Hands down, this is my favorite part of my classroom. I purchased color binders from Amazon and Target for each of my subject areas. The binders I use are 2″, but any size would accomplish the same task. The ones I used can be found here and here.
Each subject area has four binders, one for each quarter. If your school year is broken into trimesters- simply use three binders for each subject.
The binders house all of my master copies. I use page protectors (grab them here) to keep my originals in. When I first started teaching, I used folders inside of filing cabinets and it was a hot mess. I couldn’t find anything I needed quickly. I would end up searching through my downloads on my laptop or back in my purchases on TpT to find what I was looking for.
Start with empty binders for the whole year when you first start setting this up. Then your first year of using the system, simply add your master copies as you go through the year. I add them in the order that activities were completed in my classroom. For example, the first few pages in each of the quarter one binders are what I do during the first few weeks of school in each subject.
Need a copy for a student because they having a missing assignment? You know just where to look. Another teacher asking you for a master copy of something you created together? You know just where to look. Principal asking for copies of what you taught last week? You know just where to look.
In future years, when you start lesson planning just get out the colored binder and the master copies are right there. No more digging through folders in massive filing cabinets.
Want the binder covers/spines? Grab them below!
Extra Copies Bins:
I don’t know about you, but I always print off a few more than my class size when I am making copies. Then I have an extra if a student messes up or if a page goes missing. Before I started color coordinating in my classroom, these extra copies would all end up in a big bin where I would waste precious minutes sorting through to find that one page I needed.
To remedy this problem, I purchased four magazine files (similar to these here) to store extra copies right next to my colored binders. My students even know where to look if they need an extra copy! As soon as I am finished handing out a page, I place the extra copies right in the bin. I don’t have extra copies floating around my classroom or all shoved into one bin.
I labeled the four bins with a binder spine from the same pack I shared above. They all match and they have a cohesive look behind my teacher table.
Being organized for daily instruction is important to keep my classroom routines running smoothly and keep our transition times to a minimum. Misbehavior tends to happen more frequently when teachers are searching for materials.
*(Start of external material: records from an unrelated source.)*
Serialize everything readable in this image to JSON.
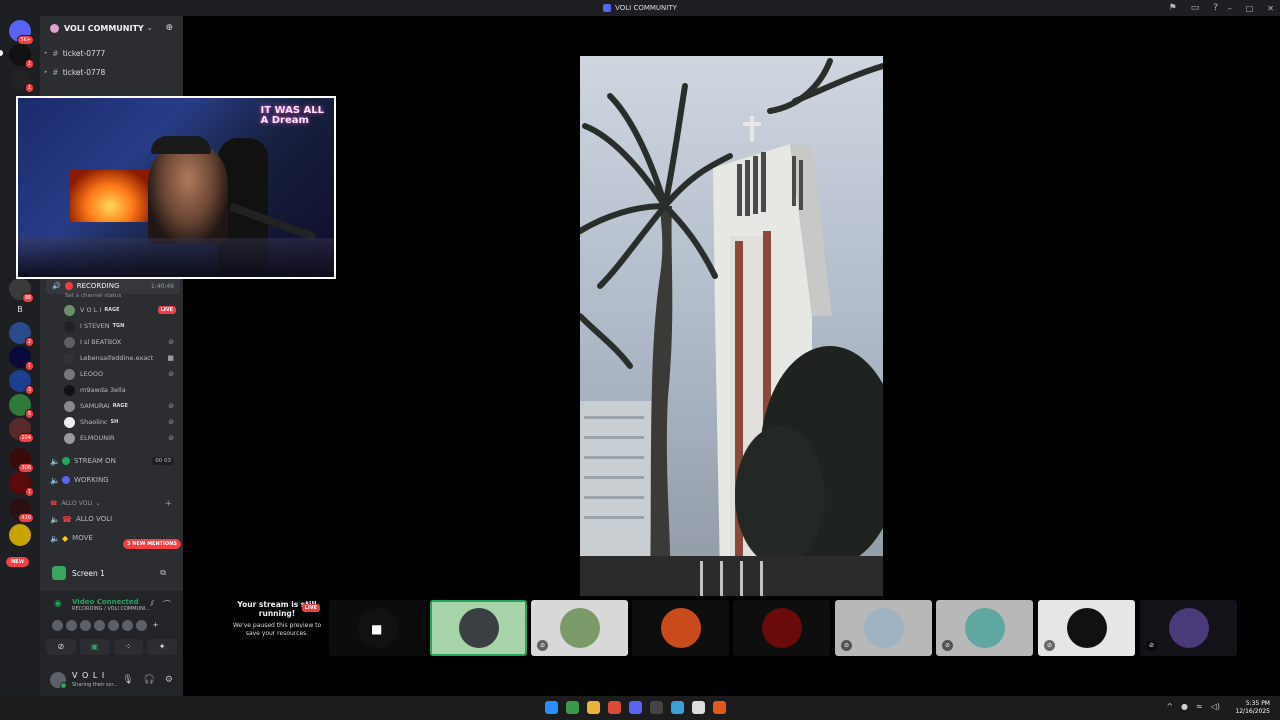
{
  "window": {
    "title": "VOLI COMMUNITY",
    "controls": [
      "–",
      "□",
      "✕"
    ]
  },
  "server": {
    "name": "VOLI COMMUNITY"
  },
  "rail_badges": [
    "5K+",
    "1",
    "1",
    "98",
    "2",
    "1",
    "3",
    "5",
    "6",
    "204",
    "306",
    "1",
    "430",
    "NEW"
  ],
  "rail_letter": "B",
  "channels": [
    {
      "name": "ticket-0777"
    },
    {
      "name": "ticket-0778"
    }
  ],
  "voice_channel": {
    "name": "RECORDING",
    "timer": "1:40:46",
    "status_hint": "Set a channel status"
  },
  "members": [
    {
      "name": "V O L I",
      "tag": "RAGE",
      "live": "LIVE"
    },
    {
      "name": "I STEVEN",
      "tag": "TGN"
    },
    {
      "name": "I sl BEATBOX"
    },
    {
      "name": "Lebensaifeddine.exact"
    },
    {
      "name": "LEOOO"
    },
    {
      "name": "m9awda 3ella"
    },
    {
      "name": "SAMURAI",
      "tag": "RAGE"
    },
    {
      "name": "Shaolinc",
      "tag": "SH"
    },
    {
      "name": "ELMOUNIR"
    }
  ],
  "voice_more": [
    {
      "name": "STREAM ON",
      "count": "00",
      "count2": "03",
      "color": "#23a55a"
    },
    {
      "name": "WORKING",
      "color": "#5865f2"
    }
  ],
  "category": {
    "name": "ALLO VOLI"
  },
  "allo_channels": [
    {
      "name": "ALLO VOLI"
    },
    {
      "name": "MOVE"
    }
  ],
  "mentions": "3 NEW MENTIONS",
  "new_pill": "NEW",
  "screen": {
    "label": "Screen 1"
  },
  "rtc": {
    "status": "Video Connected",
    "location": "RECORDING / VOLI COMMUNI..."
  },
  "user": {
    "name": "V O L I",
    "status": "Sharing their scr..."
  },
  "webcam": {
    "neon_line1": "IT WAS ALL",
    "neon_line2": "A Dream"
  },
  "preview": {
    "title": "Your stream is still running!",
    "body": "We've paused this preview to save your resources.",
    "live": "LIVE"
  },
  "tray": {
    "time": "5:35 PM",
    "date": "12/16/2025"
  }
}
That’s where my daily folders come in!
I have a colored folder for each day (of course they match my four subject colors). When I prep for my lessons, I prep multiple weeks at a time. All of my materials are stored in bins behind my teacher table. One of the last things I do before I leave my classroom for the day, I quickly put the copies in the daily folders for the next day.
This also makes it easy to prep for subs and I know that subs are thankful for having everything organized in folders for subjects. By making sure my copies are ready for the next day before I leave, my morning isn’t spent at the copy machine before students walk in the door.
I hope that these strategies help you streamline your classroom and help you get more organized. Please let me know if you have any questions! If you want to see more pictures of my classroom, follow me on Instagram by clicking here.